Games in Healthcare

Health News: Games to Fight Epidemics and New DS Health Timer

The Health Control Game TimerA couple of interesting headlines regarding health gaming have caught our attention recently at Game Forward. With all the news surrounding the H1N1 virus, otherwise known as Swine Flu, an online flash game has been re-released under the evocative name Stop Swine Flu.

The premise of the game, however, is quite the opposite. Its goal is actually to infect as many people as you can by sneezing on them and having them in turn spread the virus. The game does present information on germs and the spread of airborne illnesses. Initially released as Sneeze, the game was commissioned by the Wellcome Trust. Read More...

Similarly, a new Facebook game was released to underline World Malaria Day on April 25, 2009, titled Mosquito SPLAT. The game has players using a fly squatter to SPLAT mosquitoes before the baby gets malaria. For each mosquito you SPLAT, you score 10 points and for every 100 points scored, advertisers will make a donation to support malaria research projects at the National Institute for Medical Research in Tanzania.

Still on the subject of epidemics, we learned that researchers are using World of Warcraft’s infamous 2005 “Corrupted Blood” plague, which infected more than four million of the game's six million players worldwide and “killed” millions, to better study pandemic trends. The virus which was originally designed to create a greater challenge to high level players ended up spreading across the board, after many players underestimated the threat of the infection and ignored quarantines.

"That's one of the big question marks in epidemiological research: how do you predict human behaviour?" asks Nina Fefferman, assistant professor at the Center for Discreet Mathematics and Theoretical Computer Science at Rutgers University in New Jersey, and co-author of a study on the WoW plague. "We don't expect people to behave the same way in a virtual world, but it's closer than asking them hypothetical questions."

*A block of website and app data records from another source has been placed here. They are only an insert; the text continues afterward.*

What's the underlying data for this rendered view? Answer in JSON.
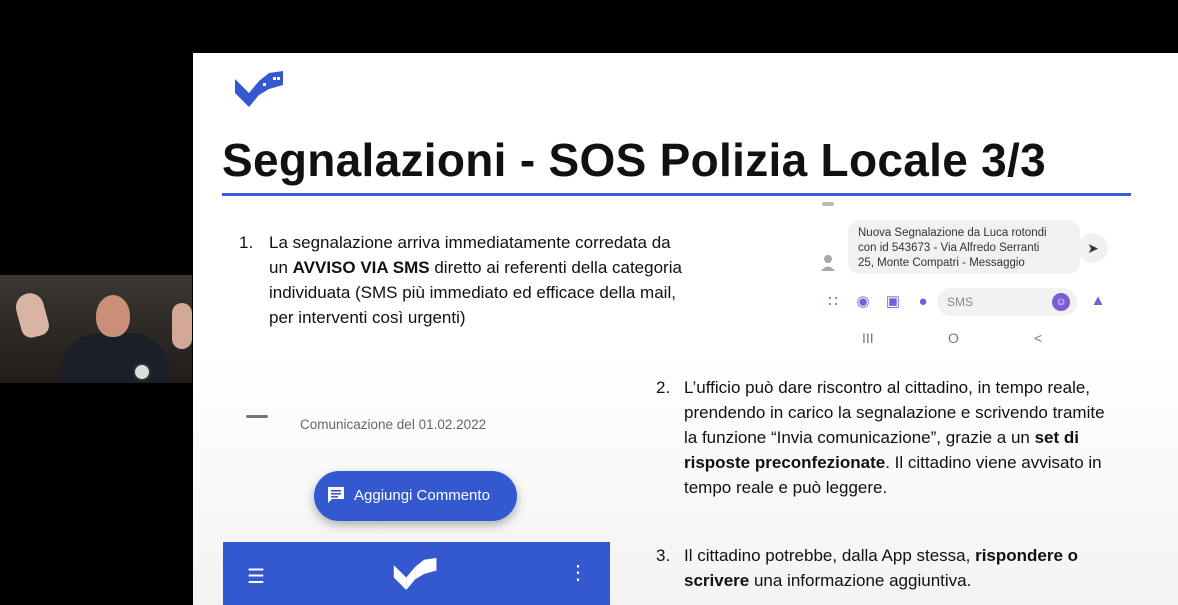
{
  "colors": {
    "accent": "#3458d0",
    "rule": "#3a5ad6",
    "sms_icons": "#7b5bd6"
  },
  "webcam": {
    "label": "presenter-webcam"
  },
  "slide": {
    "title": "Segnalazioni - SOS Polizia Locale 3/3",
    "items": [
      {
        "num": "1.",
        "lines": [
          {
            "parts": [
              "La segnalazione arriva immediatamente corredata da"
            ]
          },
          {
            "parts": [
              "un ",
              "AVVISO VIA SMS",
              " diretto ai referenti della categoria"
            ]
          },
          {
            "parts": [
              "individuata (SMS più immediato ed efficace della mail,"
            ]
          },
          {
            "parts": [
              "per interventi così urgenti)"
            ]
          }
        ]
      },
      {
        "num": "2.",
        "lines": [
          {
            "parts": [
              "L’ufficio può dare riscontro al cittadino, in tempo reale,"
            ]
          },
          {
            "parts": [
              "prendendo in carico la segnalazione e scrivendo tramite"
            ]
          },
          {
            "parts": [
              "la funzione “Invia comunicazione”, grazie a un ",
              "set di"
            ]
          },
          {
            "parts": [
              "risposte preconfezionate",
              ". Il cittadino viene avvisato in"
            ]
          },
          {
            "parts": [
              "tempo reale e può leggere."
            ]
          }
        ]
      },
      {
        "num": "3.",
        "lines": [
          {
            "parts": [
              "Il cittadino potrebbe, dalla App stessa, ",
              "rispondere o"
            ]
          },
          {
            "parts": [
              "scrivere",
              " una informazione aggiuntiva."
            ]
          }
        ]
      }
    ]
  },
  "sms_screenshot": {
    "message_lines": [
      "Nuova Segnalazione da Luca rotondi",
      "con id 543673 - Via Alfredo Serranti",
      "25, Monte Compatri - Messaggio"
    ],
    "input_placeholder": "SMS",
    "icons": [
      "apps-icon",
      "camera-icon",
      "gallery-icon",
      "mic-icon",
      "emoji-icon",
      "thumbs-up-icon",
      "share-icon"
    ],
    "nav": [
      "III",
      "O",
      "<"
    ]
  },
  "app_screenshot": {
    "communication_label": "Comunicazione del 01.02.2022",
    "fab_label": "Aggiungi Commento"
  }
}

In other news, Datel Japan introduced in April a new device meant to limit how long you play your Nintendo DS. Aptly named the Health Control Game Timer, the device slides in the GBA slot of the DS. Its indicator light will flash after 30, 60, 90 or 120 minutes, letting you know you should take a breather. It can be purchased online here for approximately $40 USD.